By Mary Ann Faremouth, CPC
Have you ever had a song on the radio that really pulled you in and make you dig deeper into the message it expressed? That happened to me just the other day when the song “Calypso” by John Denver came on the radio. Written by Denver in 1975, the song is a tribute to Jacques-Yves Cousteau and his research ship, the Calypso. John Denver was a close friend of Cousteau, and being a lover of nature, he wrote a song about the Calypso, the research boat that sailed around the world promoting ocean conservation. Cousteau was a great believer that human beings can learn many important lessons from the sea, even if we ourselves live on land.
As a recruiter for over thirty (30) years, I can’t help but notice the connection between this song and the New Work World. We are all metaphorically, Captains of our own ships as we navigate through the sometimes rocky seas of our own career journeys. As we continue our voyage into 2023 how might we find smoother sailing and even “love” the journey more?
In just a few days we will dive into the month of February, and the etymology of the word might point us in the right direction. The month of February was named for a Roman festival of purification called Februa. While the festival itself might belong to an ancient culture, the concept of an annual cleansing is still applicable today. I’m sure we are all ready to wash away the uncertainty and struggle of the last three years and steer our career ships towards a brighter destination in our professional lives.
Let’s consider some steps from the Faremouth Method that might support us to reset our compass and find smoother sailing in the New Work World in 2023.
1. Do a Self-Inventory
All learning must begin somewhere, and doing a Self-Inventory is a great place to start.

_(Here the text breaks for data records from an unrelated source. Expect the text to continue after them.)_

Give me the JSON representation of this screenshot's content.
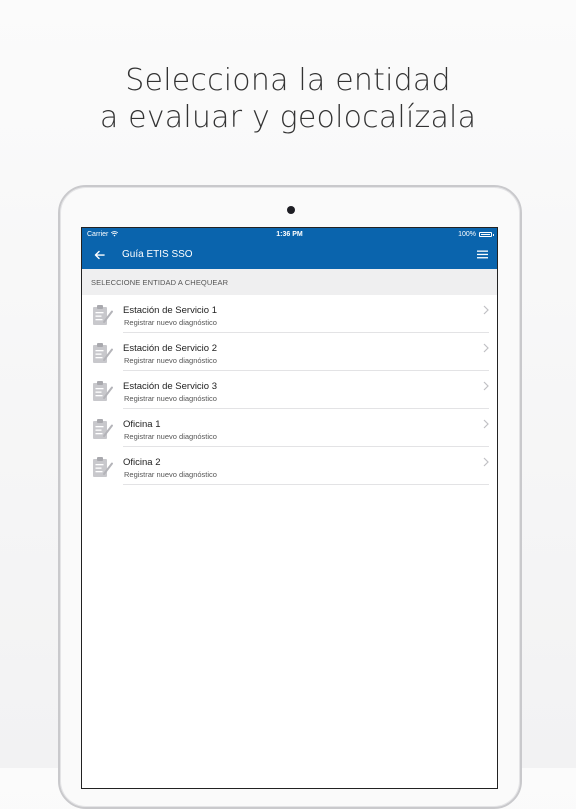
{
  "headline": {
    "line1": "Selecciona la entidad",
    "line2": "a evaluar y geolocalízala"
  },
  "status_bar": {
    "carrier": "Carrier",
    "time": "1:36 PM",
    "battery": "100%"
  },
  "navbar": {
    "title": "Guía ETIS SSO",
    "back_icon": "arrow-left-icon",
    "menu_icon": "hamburger-menu-icon"
  },
  "section_header": "SELECCIONE ENTIDAD A CHEQUEAR",
  "entities": [
    {
      "title": "Estación de Servicio 1",
      "subtitle": "Registrar nuevo diagnóstico"
    },
    {
      "title": "Estación de Servicio 2",
      "subtitle": "Registrar nuevo diagnóstico"
    },
    {
      "title": "Estación de Servicio 3",
      "subtitle": "Registrar nuevo diagnóstico"
    },
    {
      "title": "Oficina 1",
      "subtitle": "Registrar nuevo diagnóstico"
    },
    {
      "title": "Oficina 2",
      "subtitle": "Registrar nuevo diagnóstico"
    }
  ],
  "colors": {
    "brand_blue": "#0a64ad",
    "section_bg": "#efeff0",
    "icon_gray": "#c8c8cc"
  }
}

As employers if we do a Self-Inventory we might begin to understand that there is a major talent shortage at this time. This can help us focus on attracting the right people to our organization. Even if they might not have all the boxes checked on their skills requirement sheet, they might still be highly trainable and become stellar employees. Can we implement more training programs internally? Can we partner our new hires with more senior employees as mentors? As employees in the New Work World if we feel held back at our place of employment, before we jump ship, can we investigate ways to become more valuable to our current employers that will enhance our market worth? Can we impress the Captains of the management teams to see us as more valuable employees, which might translate into future promotions or allow us to receive a raise at performance review time?
2. Step Out of Your Comfort Zone
What if, as employers, we begin to Step Out of Our hiring Comfort Zone and look in new places for our talented new hires? What if we partnered with organizations and educational facilities that might offer internships and work study programs? What if we dropped some of the educational requirements of a four year degree and looked at alternative educational programs or experiential learning? As employees, what if we stretched ourselves a bit and took online evening classes to get the necessary up-to-date training skills that might really benefit our employers? What if we came in early and stayed late to assist our Manager with that special project, knowing she’s short of staff at this time? How could these steps outside of our comfort zones make us stand out as a dedicated employee, worthy of being treated as a greater asset to the company?
3. Be a Hunter
What if, as employers, we hunt for new methods to reach our destination in the New Work World? What if we illuminate our minds and go after new ways of hiring the talented people we need? What if, once we hire them, we implement new policies and procedures that lead to greater retention? As employees, what if we steered our metaphorical ship in a new direction to hunt for those new ways of being even more of service to our employer and sailing our career ships around the rough waters at work into smoother sailing? What if we hunted for more team-oriented approaches in our daily work lives? What if, instead of simply having a “Me” mindset at work, we adopt more of a “We” mindset, where we consider the challenges our management teams might be experiencing after a few years or sailing on turbulent seas?
Mary Ann Faremouth
Mary Ann holds a CPC (Certified Personnel Consultant) credential, was certified by the Board of Regents of the National Association of Personnel Consultants in Washington, D.C., and was awarded an Advanced Communicator Bronze, Advanced Leader Bronze Awards by Toastmasters. She cofounded Jobs: Houston magazine in 1997. Mary Ann maintains affiliations with professional organizations, including oil and gas, financial, construction, IT, and structural, mechanical, and civil engineering. (www.faremouth.com)
Mary Ann’s award-winning first book Revolutionary Recruiting has been listed by Book Authority as Number #1 Best 100 Recruiting Books; #1 Best Seller, Non-Fiction, Amazon (2019); Top 20 Recruiting books, Recruitics; Readers’ Choice finalist (2019), Houston Literary Awards; Best Non-Fiction (2018), Best Cover (2019), and Best Self-Help (2018), Authors Marketing Guild. Her books support individuals and corporations, tap into each candidate’s unrealized potential to find the right person for each job, maximizing both employee satisfaction and the employer’s bottom line. Mary Ann showcases her expertise of the recruiting world on a monthly podcast for The Price of Business and weekly articles for USA Business. Her new workbook, Revolutionary Reinvention, was recently released on Amazon. Mary Ann lives in Houston, Texas.